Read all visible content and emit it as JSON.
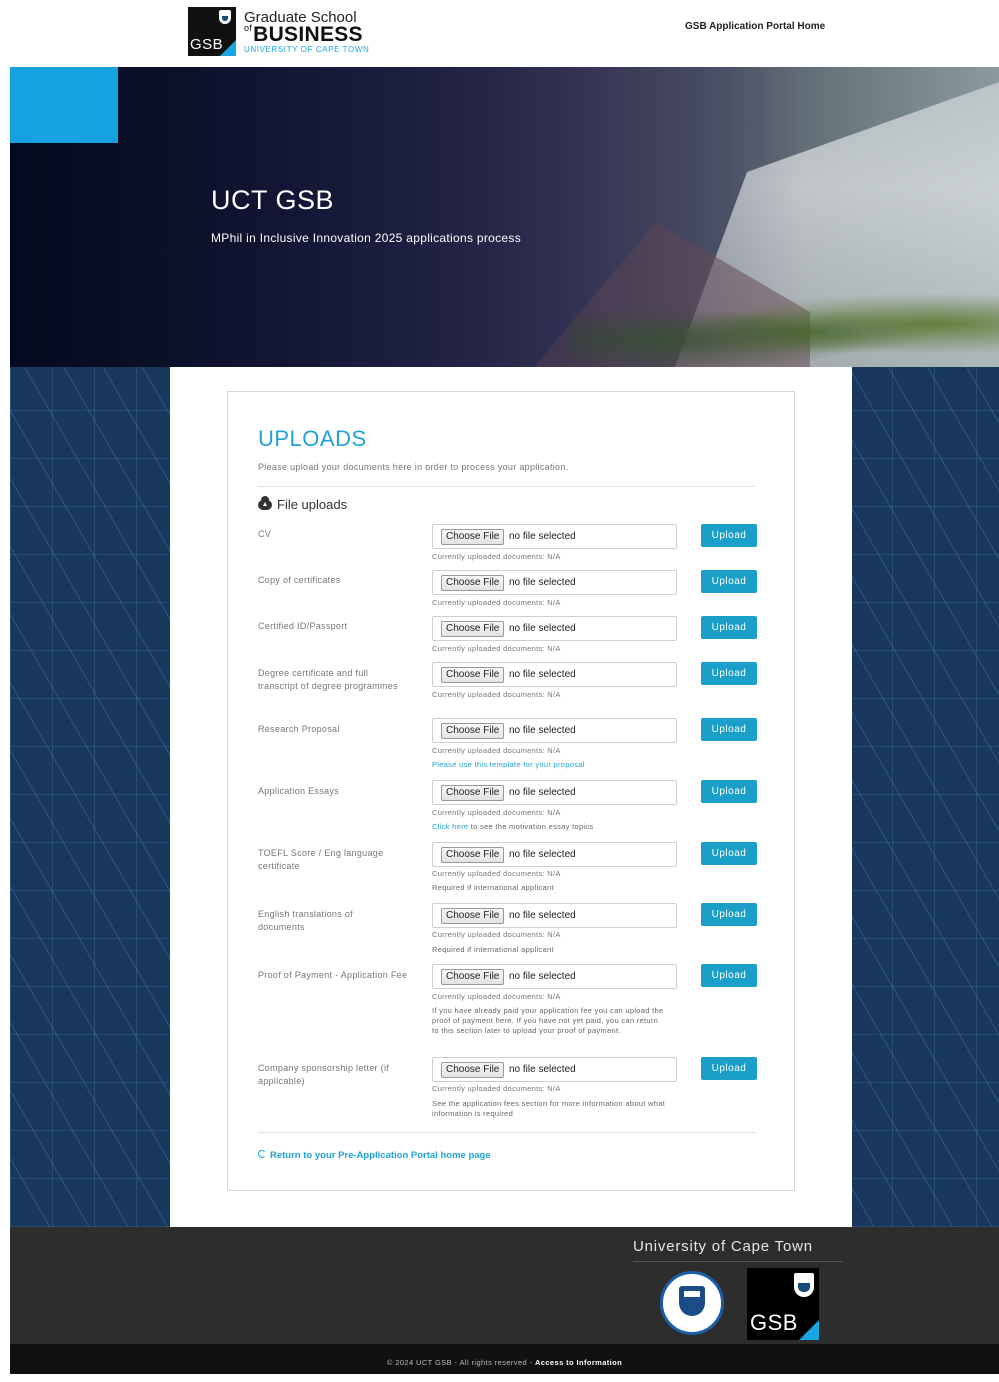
{
  "header": {
    "logo_line1": "Graduate School",
    "logo_of": "of",
    "logo_line2": "BUSINESS",
    "logo_line3": "UNIVERSITY OF CAPE TOWN",
    "logo_box_text": "GSB",
    "nav_link": "GSB Application Portal Home"
  },
  "hero": {
    "title": "UCT GSB",
    "subtitle": "MPhil in Inclusive Innovation 2025 applications process"
  },
  "uploads": {
    "title": "UPLOADS",
    "description": "Please upload your documents here in order to process your application.",
    "section_heading": "File uploads",
    "choose_label": "Choose File",
    "no_file_label": "no file selected",
    "upload_label": "Upload",
    "current_docs": "Currently uploaded documents: N/A",
    "rows": [
      {
        "label": "CV"
      },
      {
        "label": "Copy of certificates"
      },
      {
        "label": "Certified ID/Passport"
      },
      {
        "label": "Degree certificate and full transcript of degree programmes"
      },
      {
        "label": "Research Proposal",
        "note_link": "Please use this template for your proposal"
      },
      {
        "label": "Application Essays",
        "note_link": "Click here",
        "note_text": " to see the motivation essay topics"
      },
      {
        "label": "TOEFL Score / Eng language certificate",
        "note_text": "Required if international applicant"
      },
      {
        "label": "English translations of documents",
        "note_text": "Required if international applicant"
      },
      {
        "label": "Proof of Payment - Application Fee",
        "note_text": "If you have already paid your application fee you can upload the proof of payment here. If you have not yet paid, you can return to this section later to upload your proof of payment."
      },
      {
        "label": "Company sponsorship letter (if applicable)",
        "note_text": "See the application fees section for more information about what information is required"
      }
    ],
    "return_link": "Return to your Pre-Application Portal home page"
  },
  "footer": {
    "title": "University of Cape Town",
    "gsb_text": "GSB",
    "copyright": "© 2024 UCT GSB - All rights reserved - ",
    "access_link": "Access to Information"
  },
  "colors": {
    "accent": "#1fa3d8",
    "button": "#1aa0c8",
    "pattern": "#17385a",
    "footer": "#2d2d2d"
  }
}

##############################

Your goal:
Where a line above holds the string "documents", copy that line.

Result of this task:
    "description": "Please upload your documents here in order to process your application.",
    "current_docs": "Currently uploaded documents: N/A",
        "label": "English translations of documents",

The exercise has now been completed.